The Badgers were well on their way to winning Paul Bunyan's Axe, as they have every year since 2003. But after a touchdown to put the game out of reach, Wisconsin was up 41-16 with 6:39 remaining. Bret Bielema went for two. This was significant for only two sets of people: Minnesota fans, who took it as an insult; and anyone who had bet the over/under, which was set at 58.
I'll spare you the math. A successful two-point conversion would have pushed the total points to 59.
Naturally, Gophers coach Tim Brewster was unhappy, confronting Bielema after the final whistle, and ripping into him in his post-game presser:
I was very upset, and I made sure he understood and made sure he knew," Gophers coach Tim Brewster said of the call. "I thought it was wrong.
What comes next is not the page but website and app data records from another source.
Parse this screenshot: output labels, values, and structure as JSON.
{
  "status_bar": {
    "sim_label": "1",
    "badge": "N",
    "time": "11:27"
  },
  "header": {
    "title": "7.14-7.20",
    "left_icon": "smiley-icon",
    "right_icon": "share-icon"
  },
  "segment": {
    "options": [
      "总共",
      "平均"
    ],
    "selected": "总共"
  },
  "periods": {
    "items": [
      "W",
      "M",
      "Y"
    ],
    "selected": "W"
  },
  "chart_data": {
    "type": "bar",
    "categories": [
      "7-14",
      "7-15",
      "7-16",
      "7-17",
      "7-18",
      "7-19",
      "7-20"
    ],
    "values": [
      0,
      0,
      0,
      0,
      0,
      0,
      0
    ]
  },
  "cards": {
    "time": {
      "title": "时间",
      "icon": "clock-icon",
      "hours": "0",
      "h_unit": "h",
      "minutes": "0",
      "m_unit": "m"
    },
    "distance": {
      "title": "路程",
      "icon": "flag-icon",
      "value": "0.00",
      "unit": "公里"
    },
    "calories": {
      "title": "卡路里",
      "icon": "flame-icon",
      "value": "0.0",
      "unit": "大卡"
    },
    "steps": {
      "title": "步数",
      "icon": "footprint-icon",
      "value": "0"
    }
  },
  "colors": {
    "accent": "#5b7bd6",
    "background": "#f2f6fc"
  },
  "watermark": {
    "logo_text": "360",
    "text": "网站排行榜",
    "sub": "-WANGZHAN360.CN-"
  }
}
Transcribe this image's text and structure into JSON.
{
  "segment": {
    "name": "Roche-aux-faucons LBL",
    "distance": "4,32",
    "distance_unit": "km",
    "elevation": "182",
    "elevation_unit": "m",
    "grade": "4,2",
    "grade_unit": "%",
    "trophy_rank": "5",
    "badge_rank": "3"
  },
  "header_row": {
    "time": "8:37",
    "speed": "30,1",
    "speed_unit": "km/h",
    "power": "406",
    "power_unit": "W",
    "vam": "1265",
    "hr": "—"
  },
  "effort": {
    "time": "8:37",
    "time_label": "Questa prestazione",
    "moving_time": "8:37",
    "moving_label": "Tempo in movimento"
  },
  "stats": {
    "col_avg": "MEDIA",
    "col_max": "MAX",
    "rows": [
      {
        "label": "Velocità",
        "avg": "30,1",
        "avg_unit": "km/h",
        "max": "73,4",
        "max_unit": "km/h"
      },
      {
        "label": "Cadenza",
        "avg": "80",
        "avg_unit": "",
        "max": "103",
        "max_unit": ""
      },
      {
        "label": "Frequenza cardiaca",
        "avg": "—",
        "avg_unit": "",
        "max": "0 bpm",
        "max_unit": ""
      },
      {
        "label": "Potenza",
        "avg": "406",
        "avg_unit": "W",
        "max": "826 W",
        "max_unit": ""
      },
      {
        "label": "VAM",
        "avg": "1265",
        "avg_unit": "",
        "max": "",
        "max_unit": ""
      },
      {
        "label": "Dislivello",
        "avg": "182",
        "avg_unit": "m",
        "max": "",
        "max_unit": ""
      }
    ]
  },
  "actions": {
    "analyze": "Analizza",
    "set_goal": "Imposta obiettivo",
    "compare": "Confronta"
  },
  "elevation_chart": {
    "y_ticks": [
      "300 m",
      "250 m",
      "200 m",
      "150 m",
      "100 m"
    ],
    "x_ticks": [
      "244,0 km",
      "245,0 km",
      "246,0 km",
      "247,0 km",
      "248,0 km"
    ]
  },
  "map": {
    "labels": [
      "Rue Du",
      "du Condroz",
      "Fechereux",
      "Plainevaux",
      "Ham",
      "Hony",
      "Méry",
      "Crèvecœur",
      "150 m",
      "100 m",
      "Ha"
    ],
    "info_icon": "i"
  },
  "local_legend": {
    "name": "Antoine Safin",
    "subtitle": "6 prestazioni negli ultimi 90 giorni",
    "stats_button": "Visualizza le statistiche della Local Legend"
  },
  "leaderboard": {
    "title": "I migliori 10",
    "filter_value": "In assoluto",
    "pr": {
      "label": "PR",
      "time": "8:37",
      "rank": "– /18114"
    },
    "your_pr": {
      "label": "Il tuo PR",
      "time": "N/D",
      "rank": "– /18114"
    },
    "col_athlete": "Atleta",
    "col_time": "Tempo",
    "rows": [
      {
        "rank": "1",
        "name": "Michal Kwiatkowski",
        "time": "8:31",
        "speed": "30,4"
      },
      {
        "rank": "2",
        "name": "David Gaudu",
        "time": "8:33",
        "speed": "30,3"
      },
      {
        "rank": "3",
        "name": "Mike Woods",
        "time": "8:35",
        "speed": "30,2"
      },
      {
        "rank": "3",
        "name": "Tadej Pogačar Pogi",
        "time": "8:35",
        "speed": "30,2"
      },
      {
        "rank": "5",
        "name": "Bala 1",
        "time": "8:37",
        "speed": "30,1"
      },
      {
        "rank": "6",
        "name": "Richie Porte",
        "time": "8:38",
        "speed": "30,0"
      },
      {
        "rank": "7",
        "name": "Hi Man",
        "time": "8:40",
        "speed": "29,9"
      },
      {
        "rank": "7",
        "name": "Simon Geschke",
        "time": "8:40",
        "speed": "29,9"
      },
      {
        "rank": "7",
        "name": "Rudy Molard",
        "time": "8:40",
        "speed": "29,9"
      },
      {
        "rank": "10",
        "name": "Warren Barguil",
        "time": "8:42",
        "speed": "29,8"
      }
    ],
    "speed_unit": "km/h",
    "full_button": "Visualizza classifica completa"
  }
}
There's no excuse for it. Period.
"I'd be less of a man if I didn't stand up for my kids."
Bielema defended himself by saying that's what the cards told him to do. Those ubiquitous "go-for-two" cards, which every team has on the sidelines, and relies upon to tell them what situations are ripe for the two-point conversion. Wisconsin's apparently say something like, "Go for two here. If they manage to score three TDs in the next five minutes, and convert their own two-point conversions all three times, then a field goal will only tie it. Who cares if there's barely any time left, and they haven't been able to move the ball all day. Go for two. Be a dick."
Or, you know, help out some big-time Badger Booster who took the over.
Let's be clear. We're not actually suggesting that big time college football is the thrall of Las Vegas, or that Wisconsin was making decisions based on millions of dollars on the line at some sports book. We just love sports gambling conspiracy theories. Tim Tebow taking to the air to cover the spread in the waning minutes of the 2008 SEC Title Game, when pounding the run would've run out the clock. Colorado throwing up a hail mary as time expired against Nebraska last year, still losing by 8, but covering the spread. (Note: no one remembers this but me.)
We're just pointing out that if someone on Wisconsin had the over, going for two — and failing — would have made some very powerful people very unhappy. Someone on Wisconsin might've let Minnesota march 62 yards in 1:38 in order to keep their thumbs. Which is exactly what happened.
Minnesota's meaningless late TD to cement the over, not the thumbs thing.